*** Given data Section Begins ***
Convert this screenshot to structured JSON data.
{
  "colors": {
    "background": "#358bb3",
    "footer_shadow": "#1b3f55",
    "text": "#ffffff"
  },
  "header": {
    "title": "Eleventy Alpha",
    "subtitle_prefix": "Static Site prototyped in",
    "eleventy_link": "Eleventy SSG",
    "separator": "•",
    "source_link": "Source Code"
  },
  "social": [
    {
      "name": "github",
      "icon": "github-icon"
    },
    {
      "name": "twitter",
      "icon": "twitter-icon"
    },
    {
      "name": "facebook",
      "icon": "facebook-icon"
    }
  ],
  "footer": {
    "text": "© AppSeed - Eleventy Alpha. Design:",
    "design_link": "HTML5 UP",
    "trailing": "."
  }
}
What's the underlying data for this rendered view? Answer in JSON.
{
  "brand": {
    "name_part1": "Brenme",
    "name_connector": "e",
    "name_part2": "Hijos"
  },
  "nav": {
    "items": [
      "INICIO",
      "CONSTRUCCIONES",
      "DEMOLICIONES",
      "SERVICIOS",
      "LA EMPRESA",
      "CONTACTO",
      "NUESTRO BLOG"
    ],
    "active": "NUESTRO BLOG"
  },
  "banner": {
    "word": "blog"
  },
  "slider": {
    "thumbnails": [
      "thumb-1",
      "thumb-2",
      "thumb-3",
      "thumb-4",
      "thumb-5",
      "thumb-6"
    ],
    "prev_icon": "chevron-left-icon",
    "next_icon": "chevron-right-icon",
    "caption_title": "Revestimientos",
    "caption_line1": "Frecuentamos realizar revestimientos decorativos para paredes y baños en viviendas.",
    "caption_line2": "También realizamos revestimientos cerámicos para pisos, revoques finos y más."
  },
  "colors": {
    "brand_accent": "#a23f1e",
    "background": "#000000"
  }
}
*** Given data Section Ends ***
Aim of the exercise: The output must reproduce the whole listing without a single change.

Task answer:
Convert this screenshot to structured JSON data.
{
  "colors": {
    "background": "#358bb3",
    "footer_shadow": "#1b3f55",
    "text": "#ffffff"
  },
  "header": {
    "title": "Eleventy Alpha",
    "subtitle_prefix": "Static Site prototyped in",
    "eleventy_link": "Eleventy SSG",
    "separator": "•",
    "source_link": "Source Code"
  },
  "social": [
    {
      "name": "github",
      "icon": "github-icon"
    },
    {
      "name": "twitter",
      "icon": "twitter-icon"
    },
    {
      "name": "facebook",
      "icon": "facebook-icon"
    }
  ],
  "footer": {
    "text": "© AppSeed - Eleventy Alpha. Design:",
    "design_link": "HTML5 UP",
    "trailing": "."
  }
}
What's the underlying data for this rendered view? Answer in JSON.
{
  "brand": {
    "name_part1": "Brenme",
    "name_connector": "e",
    "name_part2": "Hijos"
  },
  "nav": {
    "items": [
      "INICIO",
      "CONSTRUCCIONES",
      "DEMOLICIONES",
      "SERVICIOS",
      "LA EMPRESA",
      "CONTACTO",
      "NUESTRO BLOG"
    ],
    "active": "NUESTRO BLOG"
  },
  "banner": {
    "word": "blog"
  },
  "slider": {
    "thumbnails": [
      "thumb-1",
      "thumb-2",
      "thumb-3",
      "thumb-4",
      "thumb-5",
      "thumb-6"
    ],
    "prev_icon": "chevron-left-icon",
    "next_icon": "chevron-right-icon",
    "caption_title": "Revestimientos",
    "caption_line1": "Frecuentamos realizar revestimientos decorativos para paredes y baños en viviendas.",
    "caption_line2": "También realizamos revestimientos cerámicos para pisos, revoques finos y más."
  },
  "colors": {
    "brand_accent": "#a23f1e",
    "background": "#000000"
  }
}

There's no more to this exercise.